On April 26th, inviting Prof. Mark Sculpher, the Center for Health Economics, the University of York, UK, as the keynote speaker, the Research Center for Health Policy and Economics organized Hitotsubashi University Health Economics Symposium “Health Economics and Health Policy.”
As health spending is increasing at an alarming rate in this super-ageing society, efficient allocation of scarce healthcare resources becomes a key societal challenge to Japan. Although it was held on a weekday, the symposium drew a great deal of public attention and gathered 360 audiences from medical institutions, insurer, pharmaceutical companies, medical equipment manufacturer, related government ministries and agencies, research institutions, etc. The center would send its most sincere thanks to the attendants and all who helped to organize the symposium.
Following the opening remarks of Motohiro Sato, the director of the Center, Prof. Mark Sculpher gave the keynote lecture titled “NICE: Health technology assessment and decision-making in the UK.” He overviewed the experience and the prospect of health policy making in the UK, which has been leading the world in utilizing the idea of cost-effectiveness in the health system and presented valuable suggestions on the health policy-making and development of human resources for that. His lecture was very timely since Japan is facing the 2018 revision of pricing of healthcare technologies for the public health insurance and in a transition phase of starting a new public healthcare system based on cost-effectiveness. After the keynote lecture, three lectures were delivered by distinguished speakers, including Professor Motoshige Ito from the Gakushuin University, Director Takashi Fukuda from the Department of Health and Welfare Services, the National Institute of Public Health, and Director Shuzo Nishimura from the Institute for Health Economics and Policy.
In the latter half of the symposium, there was a panel discussion chaired by Motohiro Sato. In this session, the panel answered and discussed questions collected from the audiences. Topics involved healthcare resources, primary care, community-based integrated care systems, cost consciousness of medical institutions and patients, etc.
The symposium was co-sponsored by the Kikawada Foundation (the 21-Seiki Bunka Gakujyutsu Zaidan).
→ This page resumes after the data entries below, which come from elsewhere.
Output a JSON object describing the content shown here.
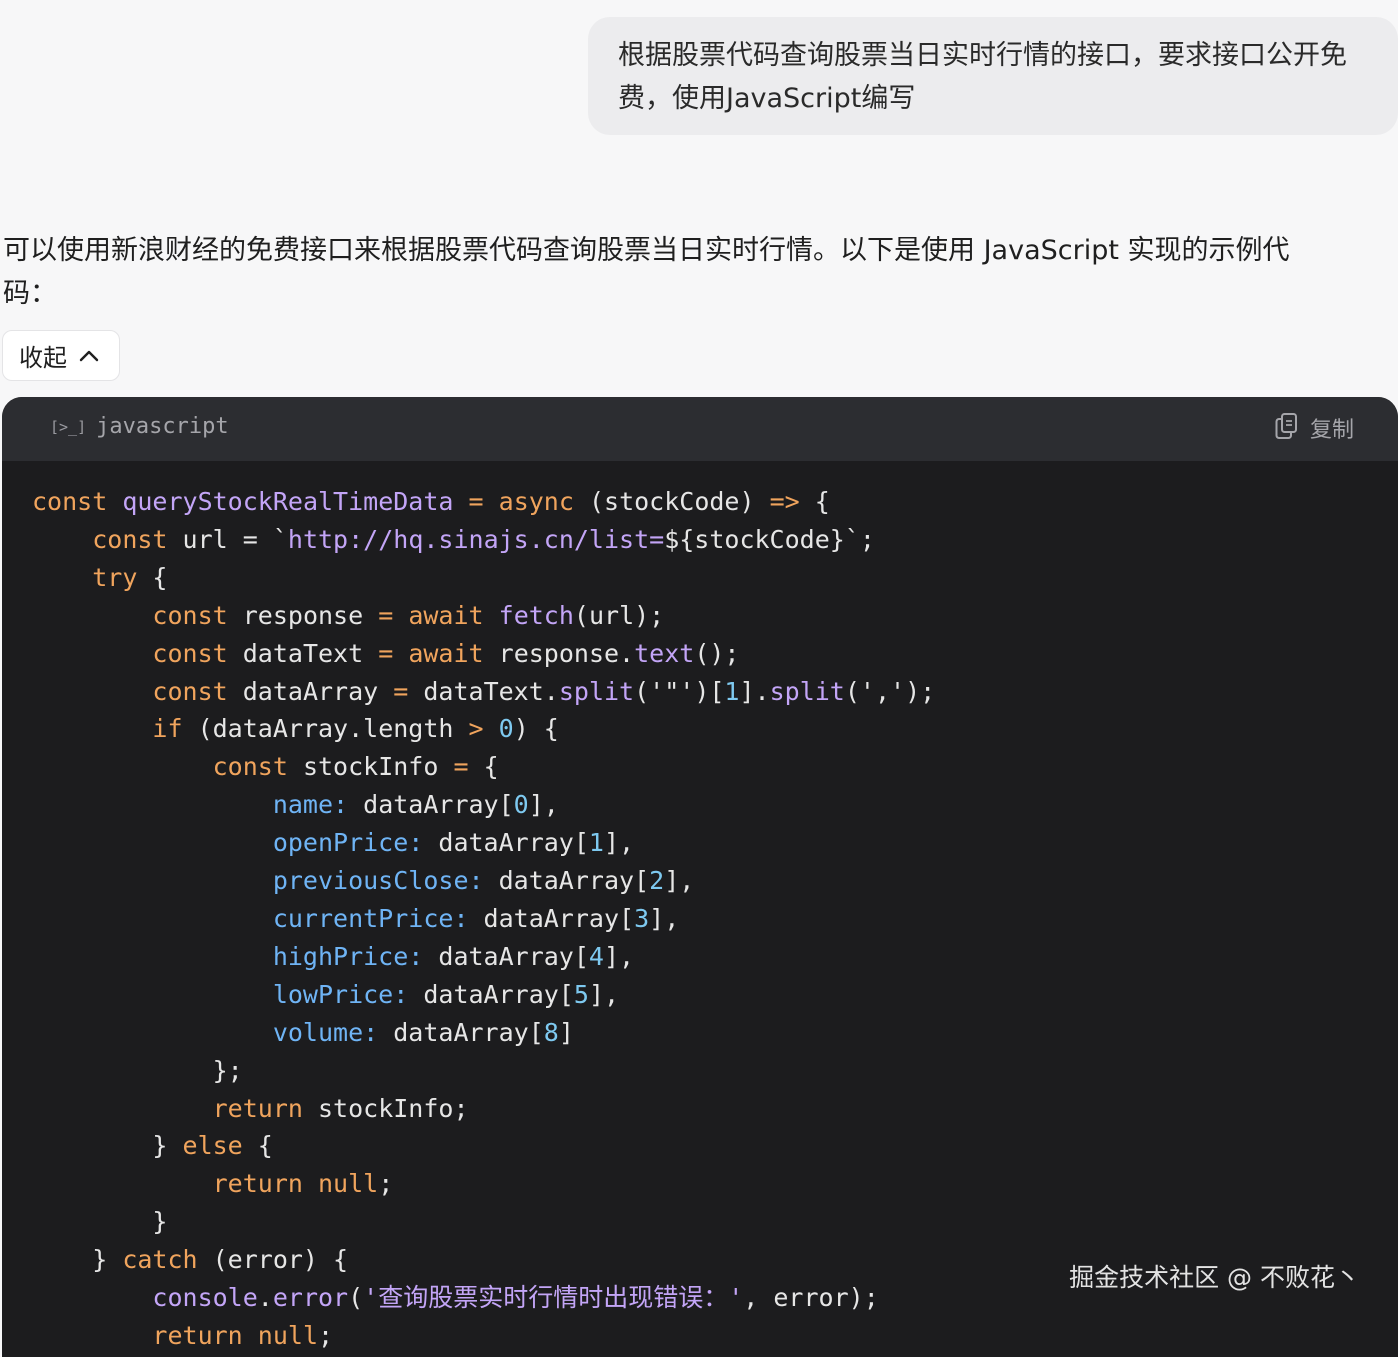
{
  "user_message": {
    "line1": "根据股票代码查询股票当日实时行情的接口，要求接口公开免",
    "line2": "费，使用JavaScript编写"
  },
  "assistant": {
    "intro_line1": "可以使用新浪财经的免费接口来根据股票代码查询股票当日实时行情。以下是使用 JavaScript 实现的示例代",
    "intro_line2": "码："
  },
  "collapse_button": {
    "label": "收起",
    "icon": "chevron-up-icon"
  },
  "code_block": {
    "language_icon": "[>_]",
    "language": "javascript",
    "copy_label": "复制",
    "copy_icon": "copy-icon",
    "lines": [
      [
        [
          "kw",
          "const"
        ],
        [
          "t",
          " "
        ],
        [
          "fn",
          "queryStockRealTimeData"
        ],
        [
          "t",
          " "
        ],
        [
          "kw",
          "="
        ],
        [
          "t",
          " "
        ],
        [
          "kw",
          "async"
        ],
        [
          "t",
          " (stockCode) "
        ],
        [
          "kw",
          "=>"
        ],
        [
          "t",
          " {"
        ]
      ],
      [
        [
          "t",
          "    "
        ],
        [
          "kw",
          "const"
        ],
        [
          "t",
          " url = `"
        ],
        [
          "str",
          "http://hq.sinajs.cn/list="
        ],
        [
          "t",
          "${stockCode}`;"
        ]
      ],
      [
        [
          "t",
          "    "
        ],
        [
          "kw",
          "try"
        ],
        [
          "t",
          " {"
        ]
      ],
      [
        [
          "t",
          "        "
        ],
        [
          "kw",
          "const"
        ],
        [
          "t",
          " response "
        ],
        [
          "kw",
          "="
        ],
        [
          "t",
          " "
        ],
        [
          "kw",
          "await"
        ],
        [
          "t",
          " "
        ],
        [
          "fn",
          "fetch"
        ],
        [
          "t",
          "(url);"
        ]
      ],
      [
        [
          "t",
          "        "
        ],
        [
          "kw",
          "const"
        ],
        [
          "t",
          " dataText "
        ],
        [
          "kw",
          "="
        ],
        [
          "t",
          " "
        ],
        [
          "kw",
          "await"
        ],
        [
          "t",
          " response."
        ],
        [
          "fn",
          "text"
        ],
        [
          "t",
          "();"
        ]
      ],
      [
        [
          "t",
          "        "
        ],
        [
          "kw",
          "const"
        ],
        [
          "t",
          " dataArray "
        ],
        [
          "kw",
          "="
        ],
        [
          "t",
          " dataText."
        ],
        [
          "fn",
          "split"
        ],
        [
          "t",
          "('\"')["
        ],
        [
          "num",
          "1"
        ],
        [
          "t",
          "]."
        ],
        [
          "fn",
          "split"
        ],
        [
          "t",
          "(',');"
        ]
      ],
      [
        [
          "t",
          "        "
        ],
        [
          "kw",
          "if"
        ],
        [
          "t",
          " (dataArray.length "
        ],
        [
          "kw",
          ">"
        ],
        [
          "t",
          " "
        ],
        [
          "num",
          "0"
        ],
        [
          "t",
          ") {"
        ]
      ],
      [
        [
          "t",
          "            "
        ],
        [
          "kw",
          "const"
        ],
        [
          "t",
          " stockInfo "
        ],
        [
          "kw",
          "="
        ],
        [
          "t",
          " {"
        ]
      ],
      [
        [
          "t",
          "                "
        ],
        [
          "prop",
          "name:"
        ],
        [
          "t",
          " dataArray["
        ],
        [
          "num",
          "0"
        ],
        [
          "t",
          "],"
        ]
      ],
      [
        [
          "t",
          "                "
        ],
        [
          "prop",
          "openPrice:"
        ],
        [
          "t",
          " dataArray["
        ],
        [
          "num",
          "1"
        ],
        [
          "t",
          "],"
        ]
      ],
      [
        [
          "t",
          "                "
        ],
        [
          "prop",
          "previousClose:"
        ],
        [
          "t",
          " dataArray["
        ],
        [
          "num",
          "2"
        ],
        [
          "t",
          "],"
        ]
      ],
      [
        [
          "t",
          "                "
        ],
        [
          "prop",
          "currentPrice:"
        ],
        [
          "t",
          " dataArray["
        ],
        [
          "num",
          "3"
        ],
        [
          "t",
          "],"
        ]
      ],
      [
        [
          "t",
          "                "
        ],
        [
          "prop",
          "highPrice:"
        ],
        [
          "t",
          " dataArray["
        ],
        [
          "num",
          "4"
        ],
        [
          "t",
          "],"
        ]
      ],
      [
        [
          "t",
          "                "
        ],
        [
          "prop",
          "lowPrice:"
        ],
        [
          "t",
          " dataArray["
        ],
        [
          "num",
          "5"
        ],
        [
          "t",
          "],"
        ]
      ],
      [
        [
          "t",
          "                "
        ],
        [
          "prop",
          "volume:"
        ],
        [
          "t",
          " dataArray["
        ],
        [
          "num",
          "8"
        ],
        [
          "t",
          "]"
        ]
      ],
      [
        [
          "t",
          "            };"
        ]
      ],
      [
        [
          "t",
          "            "
        ],
        [
          "kw",
          "return"
        ],
        [
          "t",
          " stockInfo;"
        ]
      ],
      [
        [
          "t",
          "        } "
        ],
        [
          "kw",
          "else"
        ],
        [
          "t",
          " {"
        ]
      ],
      [
        [
          "t",
          "            "
        ],
        [
          "kw",
          "return"
        ],
        [
          "t",
          " "
        ],
        [
          "kw",
          "null"
        ],
        [
          "t",
          ";"
        ]
      ],
      [
        [
          "t",
          "        }"
        ]
      ],
      [
        [
          "t",
          "    } "
        ],
        [
          "kw",
          "catch"
        ],
        [
          "t",
          " (error) {"
        ]
      ],
      [
        [
          "t",
          "        "
        ],
        [
          "fn",
          "console"
        ],
        [
          "t",
          "."
        ],
        [
          "fn",
          "error"
        ],
        [
          "t",
          "("
        ],
        [
          "str",
          "'查询股票实时行情时出现错误：'"
        ],
        [
          "t",
          ", error);"
        ]
      ],
      [
        [
          "t",
          "        "
        ],
        [
          "kw",
          "return"
        ],
        [
          "t",
          " "
        ],
        [
          "kw",
          "null"
        ],
        [
          "t",
          ";"
        ]
      ]
    ]
  },
  "watermark": "掘金技术社区 @ 不败花丶"
}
University of York, UK
Panel Discussion: Panelists and the chair
University of York, UK
National Institute of Public Health
Institute for Health Economics and Policy